More than 70 percent of the cases this year have been reported in six states: Texas, South Dakota, Mississippi, Oklahoma, Louisiana and Michigan.
Most people who become infected have no symptoms. In Texas, 89 people found out they had been infected during routine screening for blood donation, Lakey said. A spokeswoman for the American Red Cross said volunteer blood donors are routinely screened for West Nile virus. As of Wednesday, more than 200 would-be donors in 28 states had tested positive this year for West Nile, and the numbers are expected to rise, Red Cross spokeswoman Karen Stecher said. Blood infected with the virus is destroyed or used for research, she said.
Public health experts said it is hard to know for sure what is behind this year's large outbreak, or why Texas — particularly the Dallas area — has been hit so hard. But this summer's heat waves and record temperatures are likely factors, the CDC's Petersen said.

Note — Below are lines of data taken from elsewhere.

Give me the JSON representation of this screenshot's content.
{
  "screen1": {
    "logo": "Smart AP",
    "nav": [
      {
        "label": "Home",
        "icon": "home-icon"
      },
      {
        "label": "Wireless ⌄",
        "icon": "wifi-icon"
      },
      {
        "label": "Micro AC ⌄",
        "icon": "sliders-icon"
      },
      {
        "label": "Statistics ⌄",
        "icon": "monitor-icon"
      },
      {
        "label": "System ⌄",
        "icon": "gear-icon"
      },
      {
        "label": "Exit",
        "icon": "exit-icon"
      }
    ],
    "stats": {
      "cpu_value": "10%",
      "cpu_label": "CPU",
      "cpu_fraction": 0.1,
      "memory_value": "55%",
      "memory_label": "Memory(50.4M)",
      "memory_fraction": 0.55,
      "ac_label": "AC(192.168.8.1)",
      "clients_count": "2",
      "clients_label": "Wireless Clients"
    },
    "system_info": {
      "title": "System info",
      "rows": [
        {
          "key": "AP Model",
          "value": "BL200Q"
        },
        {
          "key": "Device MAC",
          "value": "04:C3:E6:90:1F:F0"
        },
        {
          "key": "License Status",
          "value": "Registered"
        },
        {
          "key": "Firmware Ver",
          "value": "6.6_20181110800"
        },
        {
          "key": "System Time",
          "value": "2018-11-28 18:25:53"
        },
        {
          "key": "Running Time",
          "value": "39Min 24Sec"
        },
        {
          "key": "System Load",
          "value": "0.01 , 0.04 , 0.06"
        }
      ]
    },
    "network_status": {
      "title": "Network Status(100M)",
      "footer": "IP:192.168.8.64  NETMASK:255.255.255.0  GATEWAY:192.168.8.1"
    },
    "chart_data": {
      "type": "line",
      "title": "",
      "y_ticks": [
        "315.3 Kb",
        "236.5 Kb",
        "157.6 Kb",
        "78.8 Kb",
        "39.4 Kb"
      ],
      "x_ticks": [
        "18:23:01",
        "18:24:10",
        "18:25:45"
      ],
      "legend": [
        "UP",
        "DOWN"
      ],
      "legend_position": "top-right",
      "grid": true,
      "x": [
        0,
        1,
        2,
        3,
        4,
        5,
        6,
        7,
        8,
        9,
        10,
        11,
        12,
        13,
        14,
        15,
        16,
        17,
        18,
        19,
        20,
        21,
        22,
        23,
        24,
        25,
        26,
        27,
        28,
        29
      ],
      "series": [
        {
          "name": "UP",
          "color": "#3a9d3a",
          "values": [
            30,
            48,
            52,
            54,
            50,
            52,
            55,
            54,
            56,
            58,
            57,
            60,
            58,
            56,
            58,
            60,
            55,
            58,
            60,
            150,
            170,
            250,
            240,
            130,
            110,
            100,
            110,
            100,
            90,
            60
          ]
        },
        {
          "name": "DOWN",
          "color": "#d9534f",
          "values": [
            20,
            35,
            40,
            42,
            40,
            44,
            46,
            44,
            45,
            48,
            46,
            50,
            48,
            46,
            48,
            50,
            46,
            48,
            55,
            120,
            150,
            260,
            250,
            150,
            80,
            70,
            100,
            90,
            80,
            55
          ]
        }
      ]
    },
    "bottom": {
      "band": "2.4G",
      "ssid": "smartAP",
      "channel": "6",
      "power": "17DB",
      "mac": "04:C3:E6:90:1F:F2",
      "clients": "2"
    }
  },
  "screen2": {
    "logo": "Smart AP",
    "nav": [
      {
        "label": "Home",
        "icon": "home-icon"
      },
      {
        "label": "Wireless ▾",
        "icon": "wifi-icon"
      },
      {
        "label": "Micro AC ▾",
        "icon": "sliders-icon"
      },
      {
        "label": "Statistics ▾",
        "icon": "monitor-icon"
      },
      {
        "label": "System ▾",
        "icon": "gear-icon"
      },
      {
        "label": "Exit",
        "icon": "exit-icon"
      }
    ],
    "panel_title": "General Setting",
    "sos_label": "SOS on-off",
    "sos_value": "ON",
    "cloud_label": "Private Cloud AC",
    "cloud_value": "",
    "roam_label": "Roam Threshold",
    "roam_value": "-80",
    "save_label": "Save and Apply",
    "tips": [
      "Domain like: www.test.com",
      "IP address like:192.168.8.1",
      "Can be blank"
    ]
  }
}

"We know that West Nile virus tends to occur when temperatures are above normal," he said.
The record number of U.S. cases for a full year was reported in 2003, with 9,862 cases and 264 deaths, but the most West Nile deaths were reported in 2002, with 284.
Mosquito-borne outbreaks have always been difficult to predict, experts said. A complex set of environmental factors is involved in West Nile transmission, said Katherine Feldman, Maryland's public health veterinarian. The virus lives in the blood of birds, and mosquitoes spread it to people and horses.
There is no vaccine for humans.
The extent of an outbreak is influenced by the number of mosquitoes and how infectious they are, the population of susceptible bird species, rainfall and temperature. Bringing "all these things together in the right combination at the right time facilitates that the virus go faster and to a greater degree in certain areas of the country," said Roger Nasci, chief of arboviral diseases at the CDC.